By now you are certainly aware that the shortage of forage type feeds for all classes of livestock is a significant issue for livestock producers in Ohio and all around the country. Mother nature crippled many hayfields over the winter and early spring, and then did not allow us to make good hay in a timely manner due to constant rains throughout spring and early summer. This reality, combined with an abundance of prevented plant acres from traditional crops that were not put in the ground led to many cover crops being grown all over the state with intent to be harvested for forages.
While many of these cover crops are being grazed now and will continue to be into winter and even spring, many of them were grown in places that we simply cannot get livestock too, and in some cases, we simply needed to process that feed anyway in order to utilize it in complete rations. This scenario has certainly helped alleviate the hay shortage issue, but in some cases has created some potential issues that most Continue reading
– Bill Weiss, Department of Animal Sciences
Forage analysis is suggesting that in some cases soil conditions at harvest of some of our cover crop forages is increasing ash concentration by 6 or more percentage points.
We have received reports of some forages, including cover crops that were planted in later summer, having very high concentrations of ash. Ash in forages is comprised of minerals contained within the plant (for example, potassium, calcium, magnesium, and copper) and soil contamination that was either splashed onto the surface of the plant while in the field or was picked up during harvest. On average cool season grasses such as orchardgrass or fescue harvested as hay or silage have about 7-9% ash and legumes such as alfalfa harvested as hay or silage average 10-12% ash. Generally mineral concentrations decrease as plants mature and is greater in forages grown in soils that contain high concentrations of available potassium (luxury consumption). These factors will change plant ash concentrations but generally by only a few percentage points.
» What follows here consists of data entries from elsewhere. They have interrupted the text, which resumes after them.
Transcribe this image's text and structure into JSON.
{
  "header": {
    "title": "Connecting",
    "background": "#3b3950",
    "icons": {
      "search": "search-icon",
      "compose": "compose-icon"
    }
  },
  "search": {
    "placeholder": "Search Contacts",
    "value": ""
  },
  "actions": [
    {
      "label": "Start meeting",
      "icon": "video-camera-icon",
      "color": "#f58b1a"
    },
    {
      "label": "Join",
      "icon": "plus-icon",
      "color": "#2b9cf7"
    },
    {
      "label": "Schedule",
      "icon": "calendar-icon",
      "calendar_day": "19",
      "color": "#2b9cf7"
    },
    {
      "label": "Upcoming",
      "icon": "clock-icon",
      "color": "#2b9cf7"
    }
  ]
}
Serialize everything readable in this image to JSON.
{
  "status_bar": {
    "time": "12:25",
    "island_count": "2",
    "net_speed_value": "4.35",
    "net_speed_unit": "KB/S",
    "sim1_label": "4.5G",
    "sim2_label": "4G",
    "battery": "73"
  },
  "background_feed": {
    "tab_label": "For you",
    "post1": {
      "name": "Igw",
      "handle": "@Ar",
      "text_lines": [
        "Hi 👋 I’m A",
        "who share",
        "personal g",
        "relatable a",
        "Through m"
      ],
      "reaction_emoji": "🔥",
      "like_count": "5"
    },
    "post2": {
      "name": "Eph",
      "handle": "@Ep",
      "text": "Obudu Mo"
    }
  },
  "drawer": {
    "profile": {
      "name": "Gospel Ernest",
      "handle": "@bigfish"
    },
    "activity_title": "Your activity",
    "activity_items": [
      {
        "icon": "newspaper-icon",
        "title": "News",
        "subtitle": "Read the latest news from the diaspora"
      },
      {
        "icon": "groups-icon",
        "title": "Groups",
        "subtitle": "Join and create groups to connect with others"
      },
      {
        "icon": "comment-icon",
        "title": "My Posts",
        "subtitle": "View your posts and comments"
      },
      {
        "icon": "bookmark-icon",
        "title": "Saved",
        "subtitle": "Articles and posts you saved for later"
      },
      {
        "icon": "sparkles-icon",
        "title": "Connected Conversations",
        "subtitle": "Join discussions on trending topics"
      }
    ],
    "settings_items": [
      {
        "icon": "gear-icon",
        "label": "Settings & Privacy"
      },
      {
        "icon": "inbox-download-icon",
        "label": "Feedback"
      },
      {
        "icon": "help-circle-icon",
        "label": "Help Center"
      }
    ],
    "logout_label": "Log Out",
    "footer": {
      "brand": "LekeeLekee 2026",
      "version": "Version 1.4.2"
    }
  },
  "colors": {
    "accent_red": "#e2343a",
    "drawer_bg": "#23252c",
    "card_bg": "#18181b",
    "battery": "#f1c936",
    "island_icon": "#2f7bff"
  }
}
On the other hand, harvest practices and soil conditions at harvest can increase ash concentrations by 5 to more than 15 percentage points with only small changes occurring in major mineral concentrations. Soil contamination can greatly increase concentrations of trace minerals especially iron, manganese, and aluminum. A study from the University of Delaware evaluated the composition of Continue reading